Corey Johnson -

New York City is about to look a lot more like Copenhagen, ja? The New York City Council passed the speaker’s safe streets legislation, a 10-year $1.7 billion plan to make the city a more bike– and bus-friendly place, with 250 miles of protected bike lanes, 150 miles of bus lanes, and 1 million square feet of new pedestrian plazas. All we have to do is wait until 2022 to get started – as long as we’re not getting around with flying cars and teleportation by then.

Anna Kaplan and Ken Zebrowski -

Who doesn’t love getting sloshed and operating high-caliber weaponry? Alas, good old boys will have to cut back on the suds under these suburban lawmakers’ new law – signed by Cuomo this week – that limits how drunk you can be while hunting. Now you have to be at least sober enough to drive a car to shoot a whitetail – and where’s the fun in that? But at least now hunting will be safer … for the humans at least.

Antonio Reynoso & Kathryn Garcia -

You know that creepy, echo-y Upside Down version of New York City that happens late at night? That’s the lawless “Wild West” where private trash haulers have operated, oversight-free: a horror show of dangerous working conditions and pedestrian fatalities. This week, New York City Councilman Antonio Reynoso and Department of Sanitation Commissioner Kathryn Garcia celebrated the end to a nearly decadelong effort to reform the industry after Reynoso’s commercial waste zone bill passed the council Wednesday, imposing some much-needed regulation. Props to Reynoso and Garcia for continuing to make a stink about trash all this time.

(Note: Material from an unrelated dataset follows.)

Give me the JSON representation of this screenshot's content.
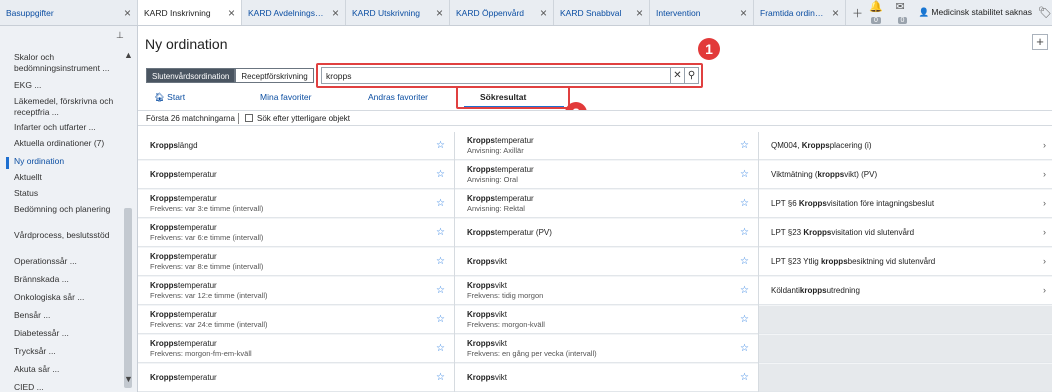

Charles King -

Turning into a union buster is a surprising development for Charles King, who saw more than 100 Housing Works employees walk out on the job this week. While they're serving New York's neediest, workers say they're left overburdened, underpaid and stuck with skimpy benefits. And though King, who started as an AIDS activist, said workers can organize, he balked at signing an agreement with them and hired a union-fighting lawyer – a bad look for the purportedly progressive group.

Melanie LaRocca -

New York City's elevator safety efforts are stuck at the ground floor. Two months after a man was crushed to death by an elevator in Manhattan, state Comptroller Tom DiNapoli’s audit found that the city Department of Buildings headed by LaRocca is slacking on enforcing safety regulations. This isn’t a first: last year DiNapoli flagged the department's contractors for falsifying inspections and overlooking violations. 

Jay Jacobs -

Jacobs was appointed to the Public Campaign Financing Commission by Gov. Andrew Cuomo and he’s been living up to the fears of critics who thought he’d do the governor’s bidding and kill the Working Families Party. In an email sent only to his eight colleagues and a lawyer, Jacobs suggested quintupling the gubernatorial vote threshold to obtain a ballot line, which would likely end all third parties other than the Conservative Party. Jacobs got fierce criticism from progressives, including Elizabeth Warren. When Cuomo offered his two cents, it just happened to be the same, almost word-for-word, as Jacobs’. 

Andy King -

Every politician wants to make history, but being known as the first member suspended from the New York City Council in recent memory is likely not what Andy King had in mind. On Monday, the Council voted to suspend King for 30 days after the Ethics and Standards Committee substantiated charges against the Bronx councilman including harassment and retaliating against staff. But it could always be worse – 12 of King’s colleagues voted to kick him out for good.

David Chang -

The chef behind the Momofuku empire didn’t take too kindly to New York City’s foie gras ban – a move he called “idiocracy” before appending words unsuitable for a family magazine. At least his political analysis was more straightforward than that of Tocqueville chef Marco Moreira who asked – in a flimsy argument unworthy of his restaurant’s namesake – “What’s next? No more veal? No more mushrooms?” The Council’s likely response: “Yeah, probably” and “What kind of mushrooms are you cooking with?”

Correction: Jay Jacobs isn't the chairman of the Public Campaign Financing Commission. He just acts like it.